Kenya's government has introduced a new budget item to keep girls in school. Starting this year, a four million dollar program will distribute pads to young school girls. From the Inter Press Service writer, Miriam Gathigah describes how women in the legislature put this on the government's agenda.
In their persistent lobbying, the women parliamentarians brought to the fore a problem that could have continued to hinder the education of young girls. Thirteen-year-old Dorothy Akinyi, a standard seven pupil from Kibera, which is arguably the largest slum in Africa, stays at home every time she menstruates.
"Without sanitary pads life at school is difficult. We are subjected to very embarrassing and humiliating incidences, especially from the boys. Tying a pullover around your waist to hide the soiled patch behind your uniform in case the tissue leaks is a dead giveaway. We choose to stay at home," explains Akinyi.
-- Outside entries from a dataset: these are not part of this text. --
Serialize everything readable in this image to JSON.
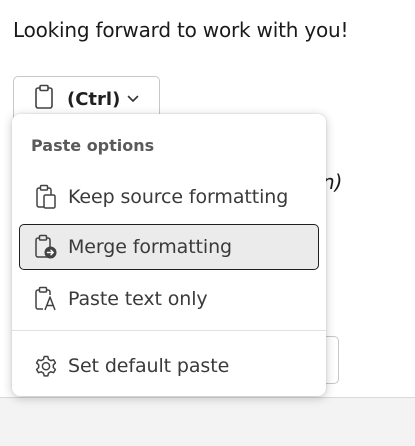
{
  "document": {
    "line1": "Looking forward to work with you!",
    "obscured_fragment": "n)"
  },
  "paste_button": {
    "label": "(Ctrl)",
    "icon": "clipboard-icon",
    "dropdown_icon": "chevron-down-icon"
  },
  "paste_menu": {
    "header": "Paste options",
    "items": [
      {
        "label": "Keep source formatting",
        "icon": "clipboard-keep-source-icon",
        "selected": false
      },
      {
        "label": "Merge formatting",
        "icon": "clipboard-merge-icon",
        "selected": true
      },
      {
        "label": "Paste text only",
        "icon": "clipboard-text-only-icon",
        "selected": false
      }
    ],
    "footer_item": {
      "label": "Set default paste",
      "icon": "gear-icon"
    }
  },
  "colors": {
    "selected_background": "#ebebeb",
    "selected_border": "#1f1f1f",
    "header_text": "#5a5a5a"
  }
}
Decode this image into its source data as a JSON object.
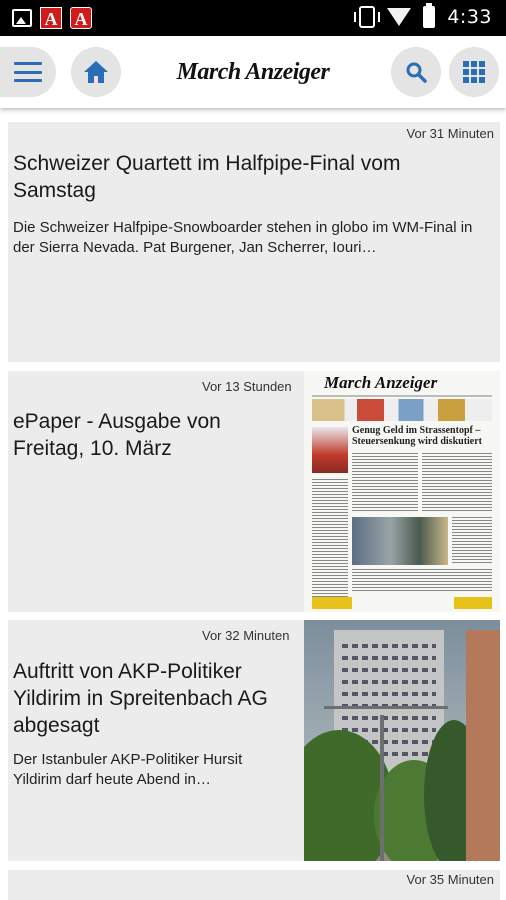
{
  "status_bar": {
    "time": "4:33",
    "icons": [
      "image-icon",
      "acrobat-icon",
      "acrobat-alt-icon",
      "vibrate-icon",
      "wifi-off-icon",
      "battery-icon"
    ]
  },
  "app_bar": {
    "logo_text": "March Anzeiger",
    "accent_color": "#2a6db8",
    "buttons": [
      "menu-icon",
      "home-icon",
      "search-icon",
      "apps-grid-icon"
    ]
  },
  "articles": [
    {
      "time": "Vor 31 Minuten",
      "title": "Schweizer Quartett im Halfpipe-Final vom Samstag",
      "teaser": "Die Schweizer Halfpipe-Snowboarder stehen in globo im WM-Final in der Sierra Nevada. Pat Burgener, Jan Scherrer, Iouri…"
    },
    {
      "time": "Vor 13 Stunden",
      "title": "ePaper - Ausgabe von Freitag, 10. März",
      "thumb": {
        "masthead": "March Anzeiger",
        "headline": "Genug Geld im Strassentopf – Steuersenkung wird diskutiert"
      }
    },
    {
      "time": "Vor 32 Minuten",
      "title": "Auftritt von AKP-Politiker Yildirim in Spreitenbach AG abgesagt",
      "teaser": "Der Istanbuler AKP-Politiker Hursit Yildirim darf heute Abend in…"
    },
    {
      "time": "Vor 35 Minuten"
    }
  ]
}
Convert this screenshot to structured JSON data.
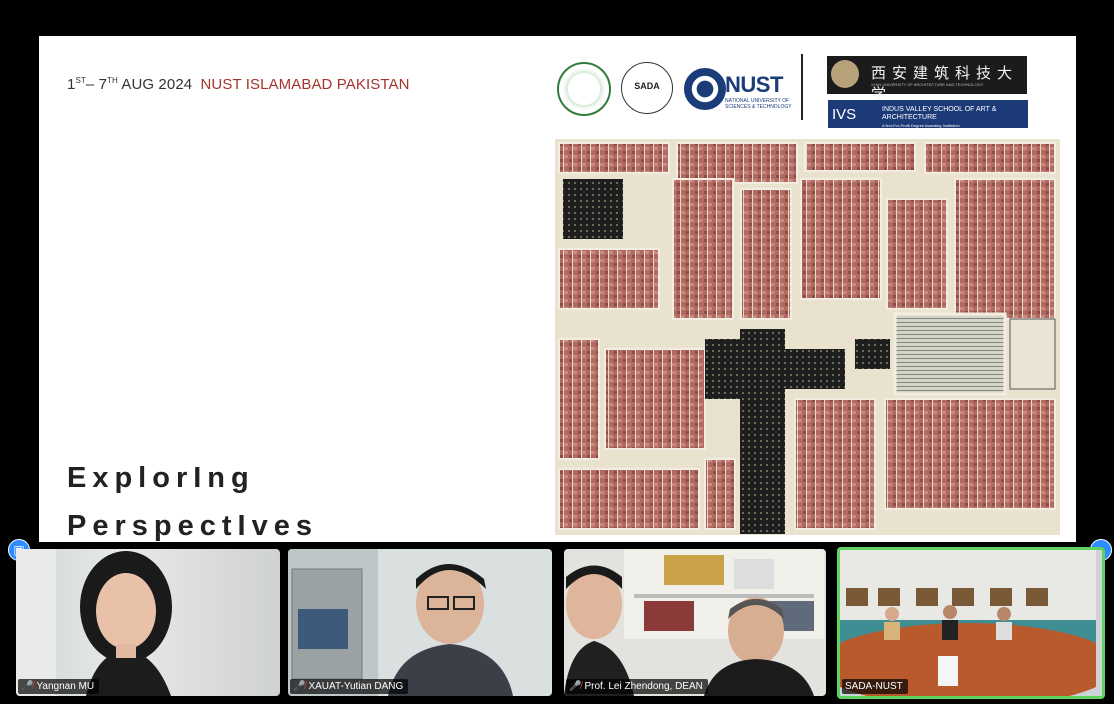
{
  "slide": {
    "header_date": "1ST– 7TH AUG 2024",
    "header_date_parts": {
      "d1": "1",
      "s1": "ST",
      "mid": "– 7",
      "s2": "TH",
      "rest": " AUG 2024"
    },
    "header_venue": "NUST ISLAMABAD PAKISTAN",
    "title_line1": "ExplorIng",
    "title_line2": "PerspectIves",
    "logos": {
      "sada": "SADA",
      "nust": "NUST",
      "nust_sub": "NATIONAL UNIVERSITY OF SCIENCES & TECHNOLOGY",
      "xauat_cn": "西安建筑科技大学",
      "xauat_en": "XI'AN UNIVERSITY OF ARCHITECTURE AND TECHNOLOGY",
      "ivs_mark": "IVS",
      "ivs_text": "INDUS VALLEY SCHOOL OF ART & ARCHITECTURE",
      "ivs_sub": "A Not-For-Profit Degree Awarding Institution"
    }
  },
  "participants": [
    {
      "name": "Yangnan MU",
      "muted": true
    },
    {
      "name": "XAUAT-Yutian DANG",
      "muted": true
    },
    {
      "name": "Prof. Lei Zhendong, DEAN",
      "muted": true
    },
    {
      "name": "SADA-NUST",
      "muted": false,
      "active_speaker": true
    }
  ],
  "controls": {
    "gallery_left_icon": "photo-icon",
    "gallery_right_icon": "minus-icon"
  },
  "colors": {
    "venue": "#a5332b",
    "zoom_blue": "#2d8cff",
    "active_border": "#5fd35f",
    "muted_mic": "#e53935"
  }
}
But the situation is bound to change for Akinyi and other girls like her. But only if the money allocated for the sanitary wear is spent efficiently.
"This is gender responsive budgeting at work. Being sensitive to the distinctive needs of men and women, while allocating and spending public funds," explains Jacinta Nyachae, executive director of Kenya Aids Law Project and an advocate of human rights.
Her comments come just as Rwanda prepares to host a global high level meeting on increasing accountability and developing effectiveness through gender responsive budgeting in Kigali from 26 to 28 Jul. The meeting is held in conjunction with the United Nations Entity for Gender Equality and the Empowerment of Women and the European Union.
But girls are not the only ones to have benefitted from a gender sensitive strategy. In a move that has seen women break socio-political economic barriers, the planning and budgeting for the establishment of the ministry of gender and children affairs remains government’s strongest show of its commitment to address gender inequality.
"But gender planning and budgeting is not enough, the rampant corruption across various government ministries is a clear indication that there’s need for tracking and monitoring how these funds are used," explains a source from the G-10 alliance, which is a coalition of women organisations fighting for women’s rights.